# Aim of the task:
Lines with the word "name" are the answer; copy each of them from the data below.

# Materials provided:

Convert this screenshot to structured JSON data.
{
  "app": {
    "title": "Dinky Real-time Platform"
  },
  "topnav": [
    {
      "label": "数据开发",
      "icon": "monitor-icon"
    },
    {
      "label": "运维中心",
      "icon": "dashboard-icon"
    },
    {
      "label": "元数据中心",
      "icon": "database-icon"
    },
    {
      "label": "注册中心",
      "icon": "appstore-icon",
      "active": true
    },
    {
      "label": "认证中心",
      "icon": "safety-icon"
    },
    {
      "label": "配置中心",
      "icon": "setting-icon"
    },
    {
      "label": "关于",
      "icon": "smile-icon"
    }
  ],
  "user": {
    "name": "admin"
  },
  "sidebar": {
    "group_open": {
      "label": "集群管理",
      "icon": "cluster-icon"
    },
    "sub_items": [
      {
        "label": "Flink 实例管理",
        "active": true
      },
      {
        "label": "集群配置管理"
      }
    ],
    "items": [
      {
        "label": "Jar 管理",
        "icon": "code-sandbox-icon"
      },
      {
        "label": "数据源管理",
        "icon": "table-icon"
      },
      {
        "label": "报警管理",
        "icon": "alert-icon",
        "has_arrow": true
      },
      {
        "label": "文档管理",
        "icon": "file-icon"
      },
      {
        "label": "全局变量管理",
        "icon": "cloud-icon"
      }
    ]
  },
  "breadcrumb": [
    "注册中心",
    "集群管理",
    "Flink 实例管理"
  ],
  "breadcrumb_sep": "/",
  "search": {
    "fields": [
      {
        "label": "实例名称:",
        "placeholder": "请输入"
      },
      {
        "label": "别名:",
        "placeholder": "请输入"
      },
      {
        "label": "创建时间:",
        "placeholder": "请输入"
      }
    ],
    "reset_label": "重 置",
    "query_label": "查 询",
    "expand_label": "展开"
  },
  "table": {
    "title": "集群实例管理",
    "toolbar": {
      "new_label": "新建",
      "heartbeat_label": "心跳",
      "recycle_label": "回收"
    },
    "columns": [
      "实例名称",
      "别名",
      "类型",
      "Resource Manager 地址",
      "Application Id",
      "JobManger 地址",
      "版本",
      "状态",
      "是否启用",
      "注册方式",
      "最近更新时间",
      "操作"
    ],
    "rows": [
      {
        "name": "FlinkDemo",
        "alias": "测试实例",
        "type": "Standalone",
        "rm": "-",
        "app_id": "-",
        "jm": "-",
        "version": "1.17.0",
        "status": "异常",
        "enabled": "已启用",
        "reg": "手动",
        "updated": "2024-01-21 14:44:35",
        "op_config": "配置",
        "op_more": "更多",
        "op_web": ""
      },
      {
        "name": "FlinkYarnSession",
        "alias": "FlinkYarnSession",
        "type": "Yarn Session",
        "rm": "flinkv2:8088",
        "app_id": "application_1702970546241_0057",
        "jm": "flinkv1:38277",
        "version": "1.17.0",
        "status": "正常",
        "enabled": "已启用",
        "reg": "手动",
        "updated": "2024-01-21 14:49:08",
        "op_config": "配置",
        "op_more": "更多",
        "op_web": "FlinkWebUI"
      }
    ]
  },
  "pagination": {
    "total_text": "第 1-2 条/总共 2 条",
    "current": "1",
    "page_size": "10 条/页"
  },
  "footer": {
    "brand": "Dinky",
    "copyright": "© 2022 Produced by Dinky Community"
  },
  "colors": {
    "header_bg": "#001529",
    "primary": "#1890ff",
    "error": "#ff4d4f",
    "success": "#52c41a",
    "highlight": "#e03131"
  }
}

# Exercise response:
    "name": "admin"
        "name": "FlinkDemo",
        "name": "FlinkYarnSession",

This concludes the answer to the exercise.